[Stored data entries]
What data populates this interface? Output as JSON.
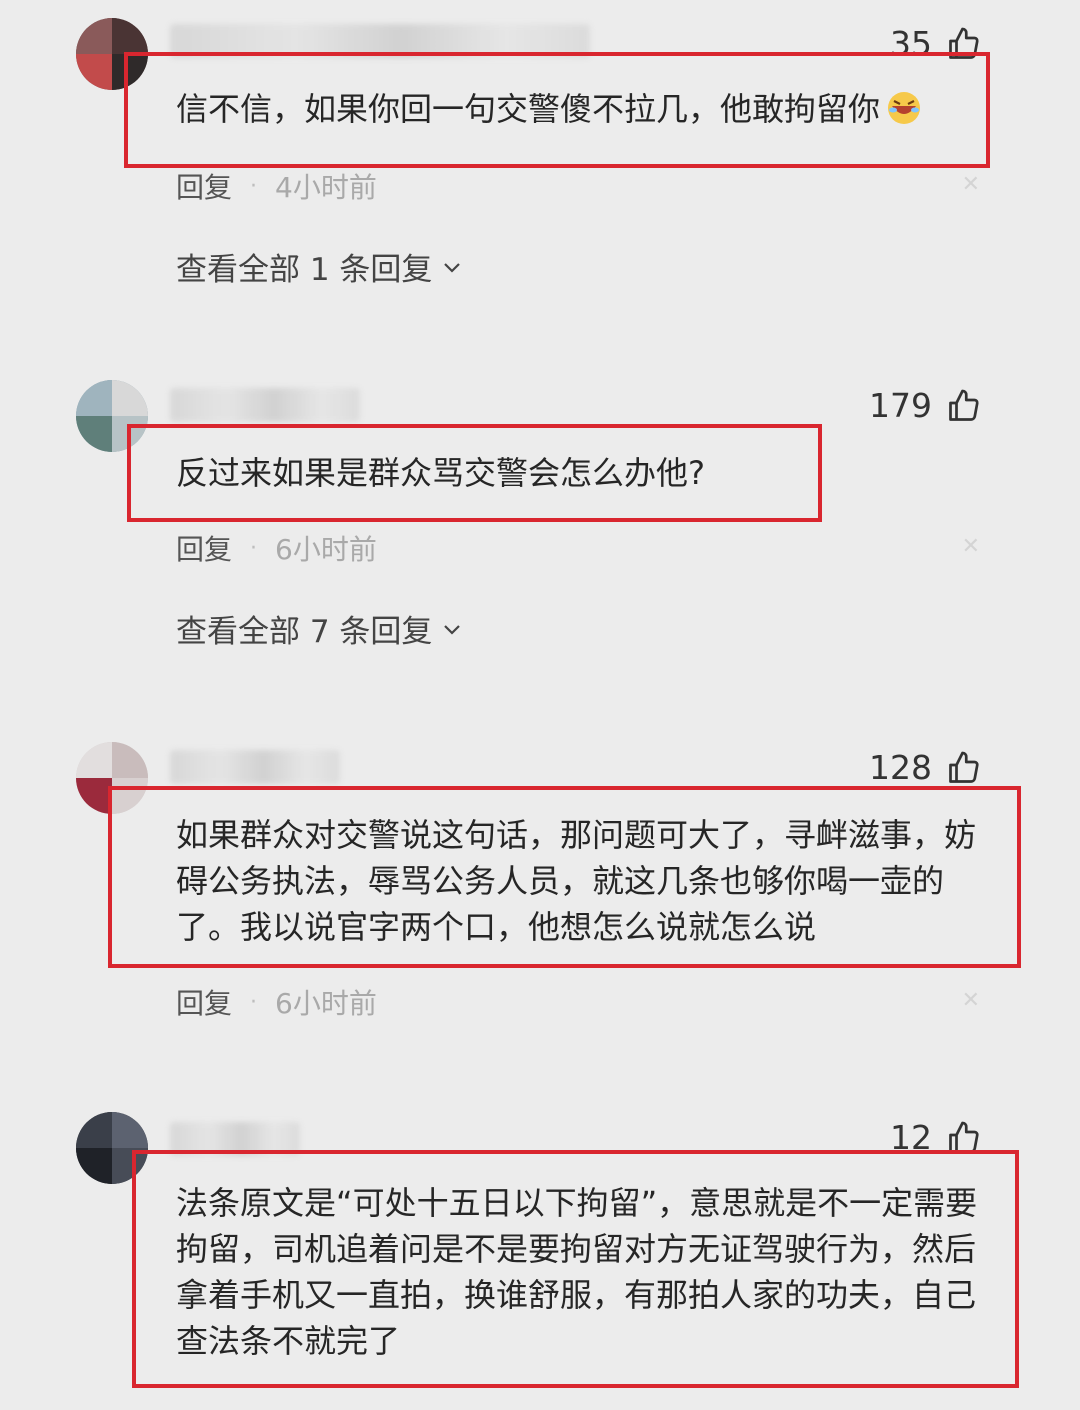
{
  "comments": [
    {
      "likes": "35",
      "text_lines": [
        "信不信，如果你回一句交警傻不拉几，他敢拘留你"
      ],
      "reply_label": "回复",
      "time": "4小时前",
      "view_all": "查看全部 1 条回复"
    },
    {
      "likes": "179",
      "text_lines": [
        "反过来如果是群众骂交警会怎么办他?"
      ],
      "reply_label": "回复",
      "time": "6小时前",
      "view_all": "查看全部 7 条回复"
    },
    {
      "likes": "128",
      "text_lines": [
        "如果群众对交警说这句话，那问题可大了，寻衅滋事，妨",
        "碍公务执法，辱骂公务人员，就这几条也够你喝一壶的",
        "了。我以说官字两个口，他想怎么说就怎么说"
      ],
      "reply_label": "回复",
      "time": "6小时前"
    },
    {
      "likes": "12",
      "text_lines": [
        "法条原文是“可处十五日以下拘留”，意思就是不一定需要",
        "拘留，司机追着问是不是要拘留对方无证驾驶行为，然后",
        "拿着手机又一直拍，换谁舒服，有那拍人家的功夫，自己",
        "查法条不就完了"
      ]
    }
  ],
  "colors": {
    "highlight_box": "#d9262f",
    "background": "#ececec"
  },
  "icons": {
    "like": "thumbs-up-icon",
    "emoji": "laughing-face-emoji-icon",
    "chevron": "chevron-down-icon"
  }
}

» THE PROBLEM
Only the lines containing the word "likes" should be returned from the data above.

» EXERCISE RESPONSE
      "likes": "35",
      "likes": "179",
      "likes": "128",
      "likes": "12",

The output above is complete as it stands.